After two weeks aboard the U.S. Coast Guard vessel, Pereira made his first court appearance in Tampa in March, charged under the Maritime Drug Law Enforcement Act, which gives the U.S. unique arrest powers anywhere on high seas when it is determined that a ship is ‘without’. nationality.”
Ruddy is due to appear in court on September 27 in his own case. He is charged with swiping sideways from an SUV whose driver had been waiting to turn at a red light, clipping off a side mirror and tearing off another piece of the vehicle that was caught in the car. fender of Ruddy’s pickup.
“He didn’t even hit the brakes,” a witness told police. “He just kept going and swerved all the way. I thought, ‘No, he’s going to hurt someone.’ So I just followed him until I got the tag number and just called to report it.”

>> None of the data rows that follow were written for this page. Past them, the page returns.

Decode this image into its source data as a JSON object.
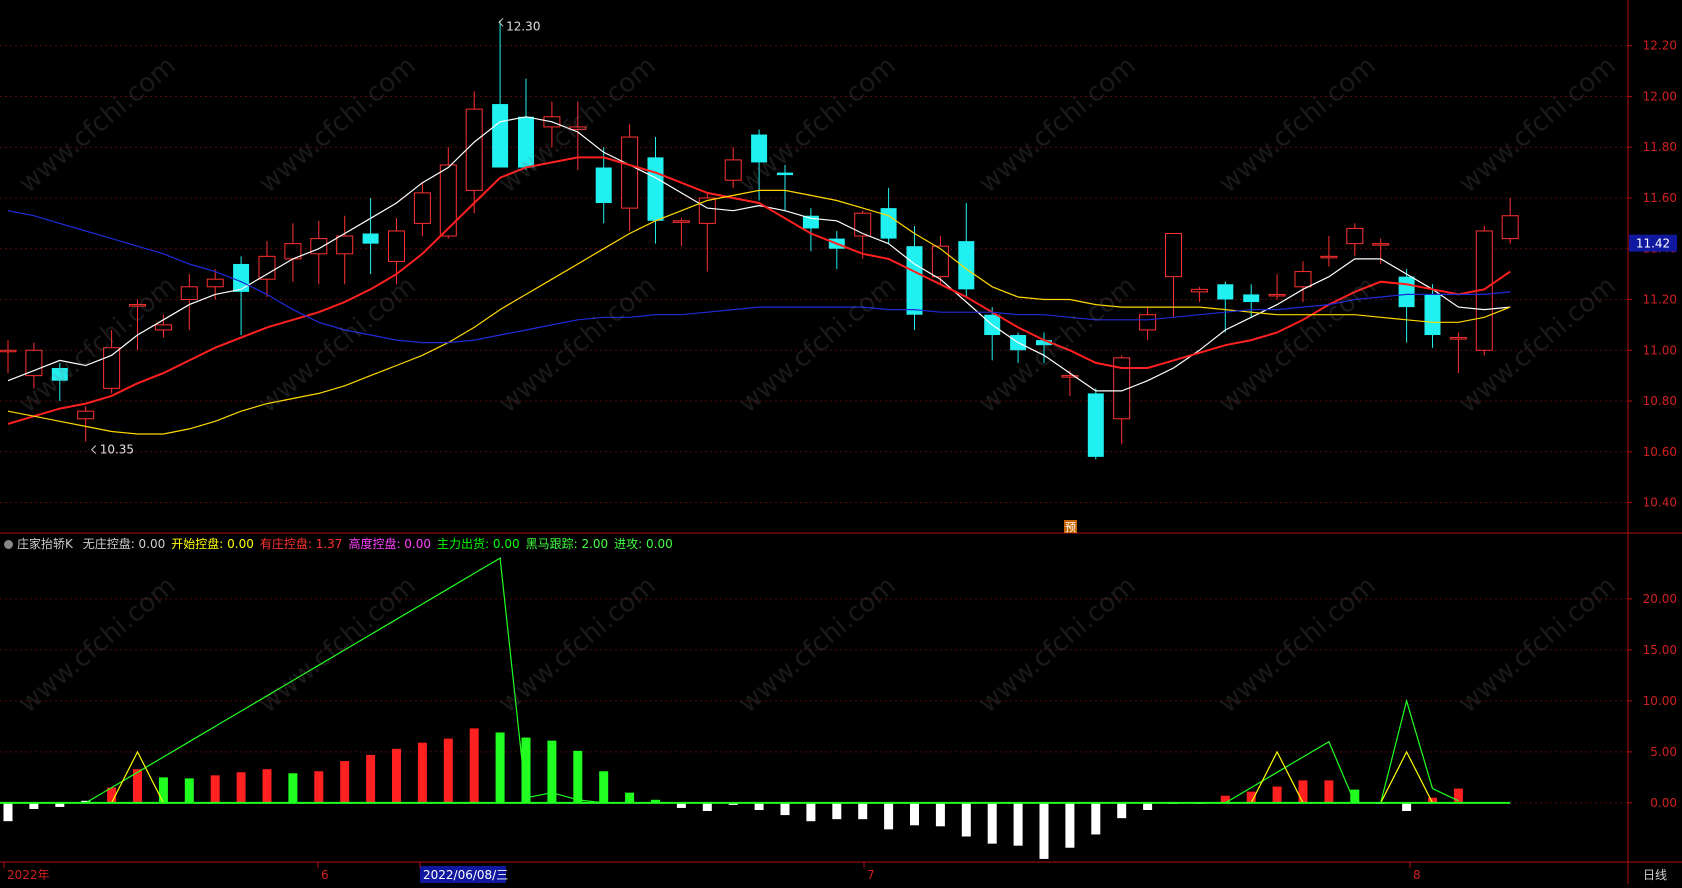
{
  "chart_data": [
    {
      "type": "candlestick",
      "title": "",
      "yaxis": {
        "ticks": [
          "12.20",
          "12.00",
          "11.80",
          "11.60",
          "11.40",
          "11.20",
          "11.00",
          "10.80",
          "10.60",
          "10.40"
        ],
        "range": [
          10.28,
          12.38
        ]
      },
      "last_price_label": "11.42",
      "high_annotation": "12.30",
      "low_annotation": "10.35",
      "pre_marker": "预",
      "candles": [
        {
          "o": 11.0,
          "c": 11.0,
          "h": 11.04,
          "l": 10.91
        },
        {
          "o": 10.9,
          "c": 11.0,
          "h": 11.03,
          "l": 10.85
        },
        {
          "o": 10.93,
          "c": 10.88,
          "h": 10.95,
          "l": 10.8
        },
        {
          "o": 10.73,
          "c": 10.76,
          "h": 10.78,
          "l": 10.64
        },
        {
          "o": 10.85,
          "c": 11.01,
          "h": 11.08,
          "l": 10.83
        },
        {
          "o": 11.18,
          "c": 11.18,
          "h": 11.2,
          "l": 11.0
        },
        {
          "o": 11.08,
          "c": 11.1,
          "h": 11.14,
          "l": 11.05
        },
        {
          "o": 11.2,
          "c": 11.25,
          "h": 11.3,
          "l": 11.08
        },
        {
          "o": 11.25,
          "c": 11.28,
          "h": 11.32,
          "l": 11.2
        },
        {
          "o": 11.34,
          "c": 11.23,
          "h": 11.37,
          "l": 11.06
        },
        {
          "o": 11.28,
          "c": 11.37,
          "h": 11.43,
          "l": 11.21
        },
        {
          "o": 11.36,
          "c": 11.42,
          "h": 11.5,
          "l": 11.27
        },
        {
          "o": 11.38,
          "c": 11.44,
          "h": 11.51,
          "l": 11.26
        },
        {
          "o": 11.38,
          "c": 11.45,
          "h": 11.53,
          "l": 11.26
        },
        {
          "o": 11.46,
          "c": 11.42,
          "h": 11.6,
          "l": 11.3
        },
        {
          "o": 11.35,
          "c": 11.47,
          "h": 11.52,
          "l": 11.26
        },
        {
          "o": 11.5,
          "c": 11.62,
          "h": 11.66,
          "l": 11.45
        },
        {
          "o": 11.45,
          "c": 11.73,
          "h": 11.8,
          "l": 11.44
        },
        {
          "o": 11.63,
          "c": 11.95,
          "h": 12.02,
          "l": 11.54
        },
        {
          "o": 11.97,
          "c": 11.72,
          "h": 12.3,
          "l": 11.72
        },
        {
          "o": 11.92,
          "c": 11.72,
          "h": 12.07,
          "l": 11.71
        },
        {
          "o": 11.88,
          "c": 11.92,
          "h": 11.98,
          "l": 11.8
        },
        {
          "o": 11.87,
          "c": 11.88,
          "h": 11.98,
          "l": 11.71
        },
        {
          "o": 11.72,
          "c": 11.58,
          "h": 11.8,
          "l": 11.5
        },
        {
          "o": 11.56,
          "c": 11.84,
          "h": 11.89,
          "l": 11.47
        },
        {
          "o": 11.76,
          "c": 11.51,
          "h": 11.84,
          "l": 11.42
        },
        {
          "o": 11.51,
          "c": 11.51,
          "h": 11.52,
          "l": 11.41
        },
        {
          "o": 11.5,
          "c": 11.6,
          "h": 11.62,
          "l": 11.31
        },
        {
          "o": 11.67,
          "c": 11.75,
          "h": 11.8,
          "l": 11.64
        },
        {
          "o": 11.85,
          "c": 11.74,
          "h": 11.87,
          "l": 11.59
        },
        {
          "o": 11.7,
          "c": 11.69,
          "h": 11.73,
          "l": 11.55
        },
        {
          "o": 11.53,
          "c": 11.48,
          "h": 11.56,
          "l": 11.39
        },
        {
          "o": 11.44,
          "c": 11.4,
          "h": 11.47,
          "l": 11.32
        },
        {
          "o": 11.45,
          "c": 11.54,
          "h": 11.55,
          "l": 11.36
        },
        {
          "o": 11.56,
          "c": 11.44,
          "h": 11.64,
          "l": 11.42
        },
        {
          "o": 11.41,
          "c": 11.14,
          "h": 11.49,
          "l": 11.08
        },
        {
          "o": 11.29,
          "c": 11.41,
          "h": 11.45,
          "l": 11.26
        },
        {
          "o": 11.43,
          "c": 11.24,
          "h": 11.58,
          "l": 11.21
        },
        {
          "o": 11.14,
          "c": 11.06,
          "h": 11.17,
          "l": 10.96
        },
        {
          "o": 11.06,
          "c": 11.0,
          "h": 11.07,
          "l": 10.95
        },
        {
          "o": 11.04,
          "c": 11.02,
          "h": 11.07,
          "l": 10.95
        },
        {
          "o": 10.9,
          "c": 10.9,
          "h": 10.92,
          "l": 10.82
        },
        {
          "o": 10.83,
          "c": 10.58,
          "h": 10.85,
          "l": 10.57
        },
        {
          "o": 10.73,
          "c": 10.97,
          "h": 10.98,
          "l": 10.63
        },
        {
          "o": 11.08,
          "c": 11.14,
          "h": 11.17,
          "l": 11.04
        },
        {
          "o": 11.29,
          "c": 11.46,
          "h": 11.46,
          "l": 11.13
        },
        {
          "o": 11.23,
          "c": 11.24,
          "h": 11.25,
          "l": 11.19
        },
        {
          "o": 11.26,
          "c": 11.2,
          "h": 11.27,
          "l": 11.07
        },
        {
          "o": 11.22,
          "c": 11.19,
          "h": 11.26,
          "l": 11.13
        },
        {
          "o": 11.22,
          "c": 11.22,
          "h": 11.3,
          "l": 11.2
        },
        {
          "o": 11.25,
          "c": 11.31,
          "h": 11.35,
          "l": 11.19
        },
        {
          "o": 11.37,
          "c": 11.37,
          "h": 11.45,
          "l": 11.33
        },
        {
          "o": 11.42,
          "c": 11.48,
          "h": 11.5,
          "l": 11.37
        },
        {
          "o": 11.42,
          "c": 11.42,
          "h": 11.44,
          "l": 11.34
        },
        {
          "o": 11.29,
          "c": 11.17,
          "h": 11.32,
          "l": 11.03
        },
        {
          "o": 11.22,
          "c": 11.06,
          "h": 11.26,
          "l": 11.01
        },
        {
          "o": 11.05,
          "c": 11.05,
          "h": 11.07,
          "l": 10.91
        },
        {
          "o": 11.0,
          "c": 11.47,
          "h": 11.49,
          "l": 10.98
        },
        {
          "o": 11.44,
          "c": 11.53,
          "h": 11.6,
          "l": 11.42
        }
      ],
      "ma_lines": [
        {
          "color": "#ffffff",
          "values": [
            10.88,
            10.92,
            10.96,
            10.94,
            10.98,
            11.06,
            11.12,
            11.18,
            11.22,
            11.24,
            11.3,
            11.36,
            11.4,
            11.46,
            11.52,
            11.58,
            11.66,
            11.72,
            11.82,
            11.9,
            11.92,
            11.9,
            11.86,
            11.78,
            11.73,
            11.68,
            11.62,
            11.56,
            11.55,
            11.57,
            11.55,
            11.52,
            11.51,
            11.46,
            11.42,
            11.34,
            11.28,
            11.19,
            11.1,
            11.03,
            10.98,
            10.91,
            10.84,
            10.84,
            10.88,
            10.93,
            11.0,
            11.08,
            11.13,
            11.18,
            11.24,
            11.29,
            11.36,
            11.36,
            11.3,
            11.24,
            11.17,
            11.16,
            11.17
          ]
        },
        {
          "color": "#ff2020",
          "values": [
            10.71,
            10.74,
            10.77,
            10.79,
            10.82,
            10.87,
            10.91,
            10.96,
            11.01,
            11.05,
            11.09,
            11.12,
            11.15,
            11.19,
            11.24,
            11.3,
            11.38,
            11.48,
            11.58,
            11.68,
            11.72,
            11.74,
            11.76,
            11.76,
            11.73,
            11.7,
            11.66,
            11.62,
            11.6,
            11.58,
            11.52,
            11.46,
            11.42,
            11.38,
            11.36,
            11.31,
            11.26,
            11.21,
            11.15,
            11.09,
            11.04,
            11.0,
            10.95,
            10.93,
            10.93,
            10.96,
            10.99,
            11.02,
            11.04,
            11.07,
            11.12,
            11.18,
            11.23,
            11.27,
            11.26,
            11.24,
            11.22,
            11.24,
            11.31
          ]
        },
        {
          "color": "#ffd700",
          "values": [
            10.76,
            10.74,
            10.72,
            10.7,
            10.68,
            10.67,
            10.67,
            10.69,
            10.72,
            10.76,
            10.79,
            10.81,
            10.83,
            10.86,
            10.9,
            10.94,
            10.98,
            11.03,
            11.09,
            11.16,
            11.22,
            11.28,
            11.34,
            11.4,
            11.46,
            11.51,
            11.55,
            11.59,
            11.61,
            11.63,
            11.63,
            11.61,
            11.59,
            11.56,
            11.53,
            11.46,
            11.4,
            11.32,
            11.25,
            11.21,
            11.2,
            11.2,
            11.18,
            11.17,
            11.17,
            11.17,
            11.17,
            11.16,
            11.15,
            11.14,
            11.14,
            11.14,
            11.14,
            11.13,
            11.12,
            11.11,
            11.11,
            11.13,
            11.17
          ]
        },
        {
          "color": "#1f2bd8",
          "values": [
            11.55,
            11.53,
            11.5,
            11.47,
            11.44,
            11.41,
            11.38,
            11.34,
            11.31,
            11.27,
            11.22,
            11.16,
            11.11,
            11.08,
            11.06,
            11.04,
            11.03,
            11.03,
            11.04,
            11.06,
            11.08,
            11.1,
            11.12,
            11.13,
            11.13,
            11.14,
            11.14,
            11.15,
            11.16,
            11.17,
            11.17,
            11.17,
            11.17,
            11.17,
            11.16,
            11.16,
            11.15,
            11.15,
            11.15,
            11.14,
            11.14,
            11.13,
            11.12,
            11.12,
            11.12,
            11.13,
            11.14,
            11.15,
            11.16,
            11.16,
            11.17,
            11.18,
            11.2,
            11.21,
            11.22,
            11.22,
            11.22,
            11.22,
            11.23
          ]
        }
      ]
    },
    {
      "type": "bar",
      "title": "庄家抬轿K",
      "indicator_values": [
        {
          "label": "无庄控盘:",
          "value": "0.00",
          "color": "#d0d0d0"
        },
        {
          "label": "开始控盘:",
          "value": "0.00",
          "color": "#ffff00"
        },
        {
          "label": "有庄控盘:",
          "value": "1.37",
          "color": "#ff3030"
        },
        {
          "label": "高度控盘:",
          "value": "0.00",
          "color": "#ff40ff"
        },
        {
          "label": "主力出货:",
          "value": "0.00",
          "color": "#00ff00"
        },
        {
          "label": "黑马跟踪:",
          "value": "2.00",
          "color": "#40ff40"
        },
        {
          "label": "进攻:",
          "value": "0.00",
          "color": "#40ff40"
        }
      ],
      "yaxis": {
        "ticks": [
          "20.00",
          "15.00",
          "10.00",
          "5.00",
          "0.00"
        ],
        "range": [
          -5.8,
          24.5
        ]
      },
      "values": [
        -1.8,
        -0.6,
        -0.4,
        0.2,
        1.5,
        3.3,
        2.5,
        2.4,
        2.7,
        3.0,
        3.3,
        2.9,
        3.1,
        4.1,
        4.7,
        5.3,
        5.9,
        6.3,
        7.3,
        6.9,
        6.4,
        6.1,
        5.1,
        3.1,
        1.0,
        0.3,
        -0.5,
        -0.8,
        -0.2,
        -0.7,
        -1.2,
        -1.8,
        -1.6,
        -1.6,
        -2.6,
        -2.2,
        -2.3,
        -3.3,
        -4.0,
        -4.2,
        -5.5,
        -4.4,
        -3.1,
        -1.5,
        -0.7,
        0,
        0,
        0.7,
        1.1,
        1.6,
        2.2,
        2.2,
        1.3,
        0,
        -0.8,
        0.5,
        1.4
      ],
      "bar_colors": [
        "#ffffff",
        "#ffffff",
        "#ffffff",
        "#ffffff",
        "#ff2020",
        "#ff2020",
        "#20ff20",
        "#20ff20",
        "#ff2020",
        "#ff2020",
        "#ff2020",
        "#20ff20",
        "#ff2020",
        "#ff2020",
        "#ff2020",
        "#ff2020",
        "#ff2020",
        "#ff2020",
        "#ff2020",
        "#20ff20",
        "#20ff20",
        "#20ff20",
        "#20ff20",
        "#20ff20",
        "#20ff20",
        "#20ff20",
        "#ffffff",
        "#ffffff",
        "#ffffff",
        "#ffffff",
        "#ffffff",
        "#ffffff",
        "#ffffff",
        "#ffffff",
        "#ffffff",
        "#ffffff",
        "#ffffff",
        "#ffffff",
        "#ffffff",
        "#ffffff",
        "#ffffff",
        "#ffffff",
        "#ffffff",
        "#ffffff",
        "#ffffff",
        "#ffffff",
        "#ffffff",
        "#ff2020",
        "#ff2020",
        "#ff2020",
        "#ff2020",
        "#ff2020",
        "#20ff20",
        "#ffffff",
        "#ffffff",
        "#ff2020",
        "#ff2020"
      ],
      "series": [
        {
          "color": "#20ff20",
          "values": [
            0,
            0,
            0,
            0,
            1.5,
            3.0,
            4.5,
            6.0,
            7.5,
            9.0,
            10.5,
            12.0,
            13.5,
            15.0,
            16.5,
            18.0,
            19.5,
            21.0,
            22.5,
            24.0,
            0.5,
            1.0,
            0.3,
            0,
            0,
            0,
            0,
            0,
            0,
            0,
            0,
            0,
            0,
            0,
            0,
            0,
            0,
            0,
            0,
            0,
            0,
            0,
            0,
            0,
            0,
            0,
            0,
            0,
            1.5,
            3.0,
            4.5,
            6.0,
            0,
            0,
            10.0,
            1.4,
            0.2
          ]
        },
        {
          "color": "#ffff00",
          "values": [
            0,
            0,
            0,
            0,
            0,
            5.0,
            0,
            0,
            0,
            0,
            0,
            0,
            0,
            0,
            0,
            0,
            0,
            0,
            0,
            0,
            0,
            0,
            0,
            0,
            0,
            0,
            0,
            0,
            0,
            0,
            0,
            0,
            0,
            0,
            0,
            0,
            0,
            0,
            0,
            0,
            0,
            0,
            0,
            0,
            0,
            0,
            0,
            0,
            0,
            5.0,
            0,
            0,
            0,
            0,
            5.0,
            0,
            0
          ]
        }
      ]
    }
  ],
  "xaxis_labels": [
    "2022年",
    "6",
    "2022/06/08/三",
    "7",
    "8"
  ],
  "period_label": "日线",
  "watermark": "www.cfchi.com"
}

When officers arrived at Ruddy’s home in the Temple Terrace suburb, they found him hunched over his pickup, holding his keys and using the vehicle for support, the report said. The officers noted that he had urinated on himself, was unable to walk unassisted, and failed a sobriety test.
“I understand we might have a better evening,” said Tampa Police Department officer Taylor Grant before looking at the business card.
“Why didn’t you stop?” the officer asked.
“I didn’t know it was that serious,” Ruddy slurred.
“You hit a vehicle and took off,” the officer said. “You ran away because you were drunk. You probably didn’t realize you hit the car.”